**What you need to do**
Set down each entry as it stands. Skip the pictures.
=== Extracted material ===
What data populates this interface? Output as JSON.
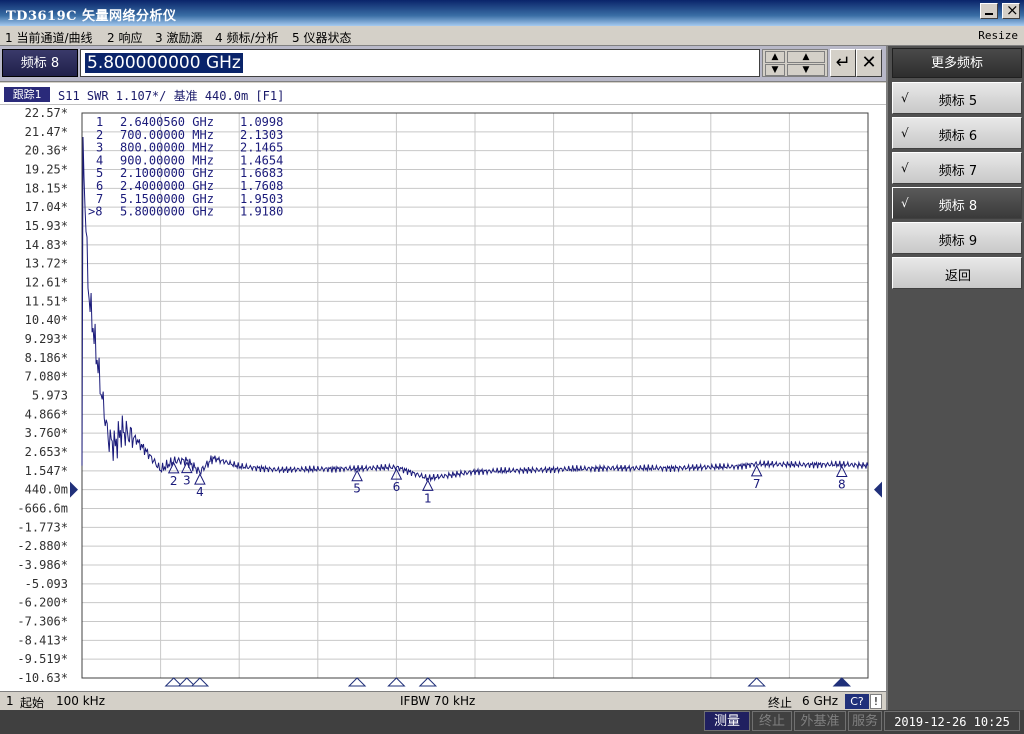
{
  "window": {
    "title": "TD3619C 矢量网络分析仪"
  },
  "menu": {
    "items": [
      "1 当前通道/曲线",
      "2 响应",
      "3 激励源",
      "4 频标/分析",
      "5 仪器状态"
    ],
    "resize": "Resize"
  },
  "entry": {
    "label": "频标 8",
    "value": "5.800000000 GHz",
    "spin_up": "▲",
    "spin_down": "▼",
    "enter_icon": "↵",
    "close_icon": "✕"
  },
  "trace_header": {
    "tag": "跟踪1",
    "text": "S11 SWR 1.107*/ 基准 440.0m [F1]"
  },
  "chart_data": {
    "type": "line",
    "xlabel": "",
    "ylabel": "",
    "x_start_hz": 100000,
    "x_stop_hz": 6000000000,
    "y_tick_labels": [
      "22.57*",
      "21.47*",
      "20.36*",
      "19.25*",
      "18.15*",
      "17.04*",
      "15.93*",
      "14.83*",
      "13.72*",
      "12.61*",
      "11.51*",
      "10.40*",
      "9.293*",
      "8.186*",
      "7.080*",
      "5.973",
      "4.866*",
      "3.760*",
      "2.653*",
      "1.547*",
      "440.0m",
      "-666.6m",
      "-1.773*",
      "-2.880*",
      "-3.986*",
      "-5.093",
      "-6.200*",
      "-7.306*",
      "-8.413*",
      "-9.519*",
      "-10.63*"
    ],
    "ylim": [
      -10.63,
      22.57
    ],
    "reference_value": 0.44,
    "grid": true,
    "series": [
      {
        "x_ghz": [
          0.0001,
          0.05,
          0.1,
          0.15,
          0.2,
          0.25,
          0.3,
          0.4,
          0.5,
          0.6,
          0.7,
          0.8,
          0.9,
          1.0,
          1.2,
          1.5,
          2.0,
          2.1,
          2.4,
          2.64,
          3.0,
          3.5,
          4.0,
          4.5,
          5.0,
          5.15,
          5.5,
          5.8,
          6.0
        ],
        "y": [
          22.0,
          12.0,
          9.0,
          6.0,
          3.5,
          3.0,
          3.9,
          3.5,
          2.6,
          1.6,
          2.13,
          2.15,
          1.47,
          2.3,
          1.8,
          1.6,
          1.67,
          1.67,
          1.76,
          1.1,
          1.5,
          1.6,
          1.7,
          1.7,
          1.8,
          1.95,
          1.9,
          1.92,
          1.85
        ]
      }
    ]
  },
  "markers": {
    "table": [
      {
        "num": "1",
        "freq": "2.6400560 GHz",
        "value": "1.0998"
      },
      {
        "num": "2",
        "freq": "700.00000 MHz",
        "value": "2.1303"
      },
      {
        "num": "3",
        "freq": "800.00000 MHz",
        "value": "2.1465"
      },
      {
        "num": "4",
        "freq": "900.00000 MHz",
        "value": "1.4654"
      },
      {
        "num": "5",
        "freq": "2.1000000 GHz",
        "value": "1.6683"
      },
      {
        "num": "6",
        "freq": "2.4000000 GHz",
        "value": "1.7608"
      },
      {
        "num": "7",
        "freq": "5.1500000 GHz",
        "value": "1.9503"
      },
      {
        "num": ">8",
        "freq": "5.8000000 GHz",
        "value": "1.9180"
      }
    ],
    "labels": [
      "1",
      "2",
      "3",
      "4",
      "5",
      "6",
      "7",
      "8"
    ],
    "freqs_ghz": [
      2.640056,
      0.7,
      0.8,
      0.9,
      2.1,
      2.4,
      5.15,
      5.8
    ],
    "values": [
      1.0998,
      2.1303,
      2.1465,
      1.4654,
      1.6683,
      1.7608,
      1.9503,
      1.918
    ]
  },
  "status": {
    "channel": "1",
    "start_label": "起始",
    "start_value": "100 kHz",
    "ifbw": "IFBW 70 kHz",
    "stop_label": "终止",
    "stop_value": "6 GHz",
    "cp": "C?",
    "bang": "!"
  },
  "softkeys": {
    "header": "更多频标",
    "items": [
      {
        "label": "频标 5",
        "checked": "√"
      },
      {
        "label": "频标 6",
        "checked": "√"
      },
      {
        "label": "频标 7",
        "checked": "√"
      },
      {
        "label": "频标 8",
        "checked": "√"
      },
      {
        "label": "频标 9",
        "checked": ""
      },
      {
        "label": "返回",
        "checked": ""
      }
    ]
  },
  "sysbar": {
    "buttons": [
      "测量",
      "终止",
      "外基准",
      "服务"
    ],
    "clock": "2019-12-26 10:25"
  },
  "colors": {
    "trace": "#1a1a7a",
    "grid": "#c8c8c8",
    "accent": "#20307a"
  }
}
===
**Response to the exercise**
What data populates this interface? Output as JSON.
{
  "window": {
    "title": "TD3619C 矢量网络分析仪"
  },
  "menu": {
    "items": [
      "1 当前通道/曲线",
      "2 响应",
      "3 激励源",
      "4 频标/分析",
      "5 仪器状态"
    ],
    "resize": "Resize"
  },
  "entry": {
    "label": "频标 8",
    "value": "5.800000000 GHz",
    "spin_up": "▲",
    "spin_down": "▼",
    "enter_icon": "↵",
    "close_icon": "✕"
  },
  "trace_header": {
    "tag": "跟踪1",
    "text": "S11 SWR 1.107*/ 基准 440.0m [F1]"
  },
  "chart_data": {
    "type": "line",
    "xlabel": "",
    "ylabel": "",
    "x_start_hz": 100000,
    "x_stop_hz": 6000000000,
    "y_tick_labels": [
      "22.57*",
      "21.47*",
      "20.36*",
      "19.25*",
      "18.15*",
      "17.04*",
      "15.93*",
      "14.83*",
      "13.72*",
      "12.61*",
      "11.51*",
      "10.40*",
      "9.293*",
      "8.186*",
      "7.080*",
      "5.973",
      "4.866*",
      "3.760*",
      "2.653*",
      "1.547*",
      "440.0m",
      "-666.6m",
      "-1.773*",
      "-2.880*",
      "-3.986*",
      "-5.093",
      "-6.200*",
      "-7.306*",
      "-8.413*",
      "-9.519*",
      "-10.63*"
    ],
    "ylim": [
      -10.63,
      22.57
    ],
    "reference_value": 0.44,
    "grid": true,
    "series": [
      {
        "x_ghz": [
          0.0001,
          0.05,
          0.1,
          0.15,
          0.2,
          0.25,
          0.3,
          0.4,
          0.5,
          0.6,
          0.7,
          0.8,
          0.9,
          1.0,
          1.2,
          1.5,
          2.0,
          2.1,
          2.4,
          2.64,
          3.0,
          3.5,
          4.0,
          4.5,
          5.0,
          5.15,
          5.5,
          5.8,
          6.0
        ],
        "y": [
          22.0,
          12.0,
          9.0,
          6.0,
          3.5,
          3.0,
          3.9,
          3.5,
          2.6,
          1.6,
          2.13,
          2.15,
          1.47,
          2.3,
          1.8,
          1.6,
          1.67,
          1.67,
          1.76,
          1.1,
          1.5,
          1.6,
          1.7,
          1.7,
          1.8,
          1.95,
          1.9,
          1.92,
          1.85
        ]
      }
    ]
  },
  "markers": {
    "table": [
      {
        "num": "1",
        "freq": "2.6400560 GHz",
        "value": "1.0998"
      },
      {
        "num": "2",
        "freq": "700.00000 MHz",
        "value": "2.1303"
      },
      {
        "num": "3",
        "freq": "800.00000 MHz",
        "value": "2.1465"
      },
      {
        "num": "4",
        "freq": "900.00000 MHz",
        "value": "1.4654"
      },
      {
        "num": "5",
        "freq": "2.1000000 GHz",
        "value": "1.6683"
      },
      {
        "num": "6",
        "freq": "2.4000000 GHz",
        "value": "1.7608"
      },
      {
        "num": "7",
        "freq": "5.1500000 GHz",
        "value": "1.9503"
      },
      {
        "num": ">8",
        "freq": "5.8000000 GHz",
        "value": "1.9180"
      }
    ],
    "labels": [
      "1",
      "2",
      "3",
      "4",
      "5",
      "6",
      "7",
      "8"
    ],
    "freqs_ghz": [
      2.640056,
      0.7,
      0.8,
      0.9,
      2.1,
      2.4,
      5.15,
      5.8
    ],
    "values": [
      1.0998,
      2.1303,
      2.1465,
      1.4654,
      1.6683,
      1.7608,
      1.9503,
      1.918
    ]
  },
  "status": {
    "channel": "1",
    "start_label": "起始",
    "start_value": "100 kHz",
    "ifbw": "IFBW 70 kHz",
    "stop_label": "终止",
    "stop_value": "6 GHz",
    "cp": "C?",
    "bang": "!"
  },
  "softkeys": {
    "header": "更多频标",
    "items": [
      {
        "label": "频标 5",
        "checked": "√"
      },
      {
        "label": "频标 6",
        "checked": "√"
      },
      {
        "label": "频标 7",
        "checked": "√"
      },
      {
        "label": "频标 8",
        "checked": "√"
      },
      {
        "label": "频标 9",
        "checked": ""
      },
      {
        "label": "返回",
        "checked": ""
      }
    ]
  },
  "sysbar": {
    "buttons": [
      "测量",
      "终止",
      "外基准",
      "服务"
    ],
    "clock": "2019-12-26 10:25"
  },
  "colors": {
    "trace": "#1a1a7a",
    "grid": "#c8c8c8",
    "accent": "#20307a"
  }
}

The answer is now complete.